- **Brief**
Output the entries word for word. Omit images.

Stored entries
==*==

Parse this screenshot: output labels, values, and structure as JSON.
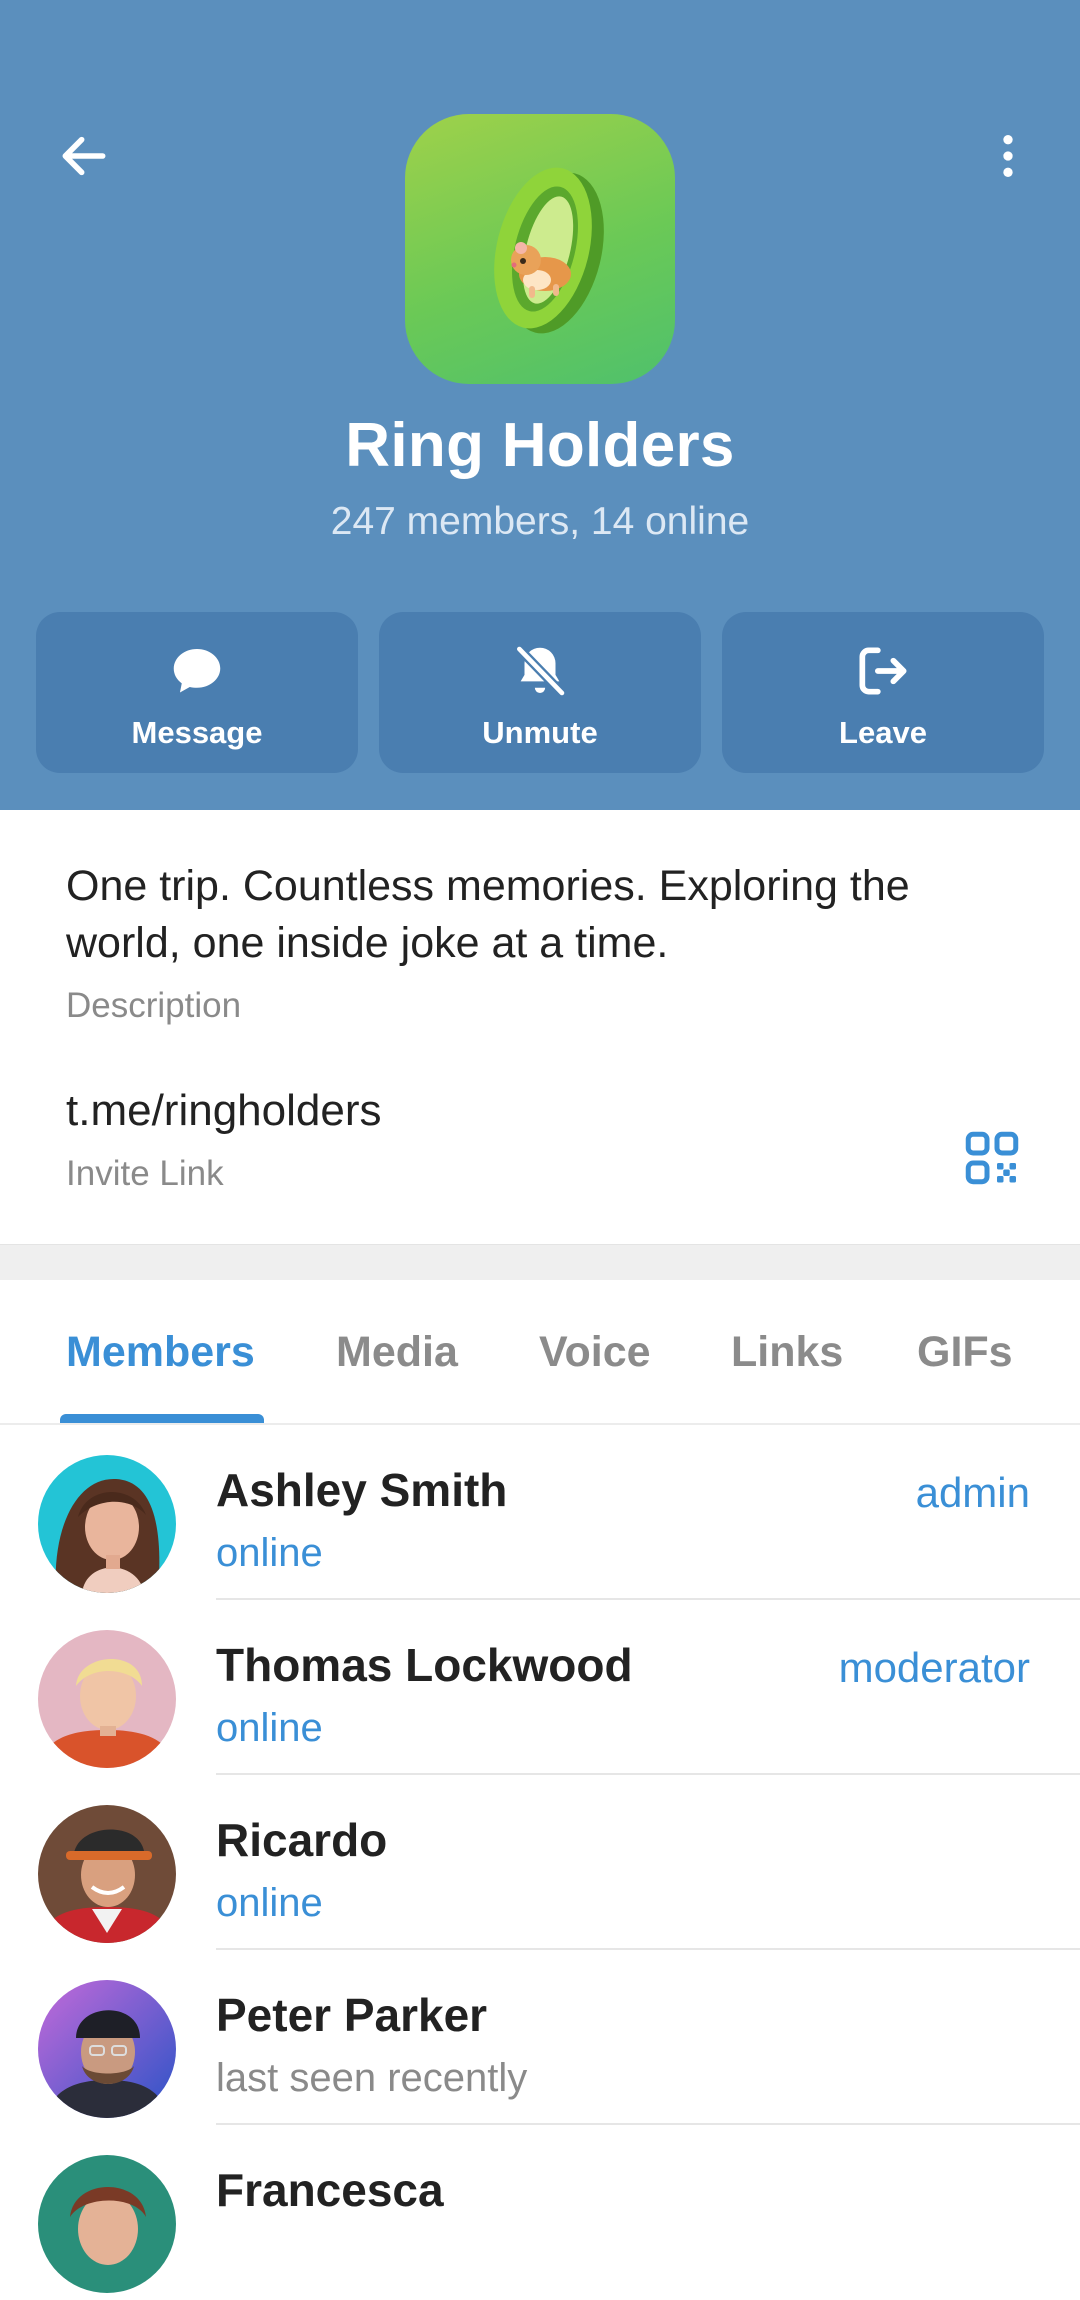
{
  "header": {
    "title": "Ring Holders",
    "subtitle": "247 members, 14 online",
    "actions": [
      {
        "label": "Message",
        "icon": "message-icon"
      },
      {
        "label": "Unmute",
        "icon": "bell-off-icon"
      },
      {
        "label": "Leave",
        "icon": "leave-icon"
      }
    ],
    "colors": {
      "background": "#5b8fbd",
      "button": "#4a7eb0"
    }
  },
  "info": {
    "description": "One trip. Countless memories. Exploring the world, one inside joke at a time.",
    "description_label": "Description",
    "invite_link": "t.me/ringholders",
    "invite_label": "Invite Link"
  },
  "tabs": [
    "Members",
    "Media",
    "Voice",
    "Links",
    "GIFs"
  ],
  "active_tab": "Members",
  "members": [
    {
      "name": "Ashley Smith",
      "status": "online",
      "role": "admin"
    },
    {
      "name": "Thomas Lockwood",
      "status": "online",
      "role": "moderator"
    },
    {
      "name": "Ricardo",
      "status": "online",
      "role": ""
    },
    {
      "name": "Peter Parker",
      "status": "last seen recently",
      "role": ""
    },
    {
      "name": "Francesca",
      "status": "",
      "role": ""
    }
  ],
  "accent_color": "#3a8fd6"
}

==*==

- **Answer box**
Parse this screenshot: output labels, values, and structure as JSON.
{
  "header": {
    "title": "Ring Holders",
    "subtitle": "247 members, 14 online",
    "actions": [
      {
        "label": "Message",
        "icon": "message-icon"
      },
      {
        "label": "Unmute",
        "icon": "bell-off-icon"
      },
      {
        "label": "Leave",
        "icon": "leave-icon"
      }
    ],
    "colors": {
      "background": "#5b8fbd",
      "button": "#4a7eb0"
    }
  },
  "info": {
    "description": "One trip. Countless memories. Exploring the world, one inside joke at a time.",
    "description_label": "Description",
    "invite_link": "t.me/ringholders",
    "invite_label": "Invite Link"
  },
  "tabs": [
    "Members",
    "Media",
    "Voice",
    "Links",
    "GIFs"
  ],
  "active_tab": "Members",
  "members": [
    {
      "name": "Ashley Smith",
      "status": "online",
      "role": "admin"
    },
    {
      "name": "Thomas Lockwood",
      "status": "online",
      "role": "moderator"
    },
    {
      "name": "Ricardo",
      "status": "online",
      "role": ""
    },
    {
      "name": "Peter Parker",
      "status": "last seen recently",
      "role": ""
    },
    {
      "name": "Francesca",
      "status": "",
      "role": ""
    }
  ],
  "accent_color": "#3a8fd6"
}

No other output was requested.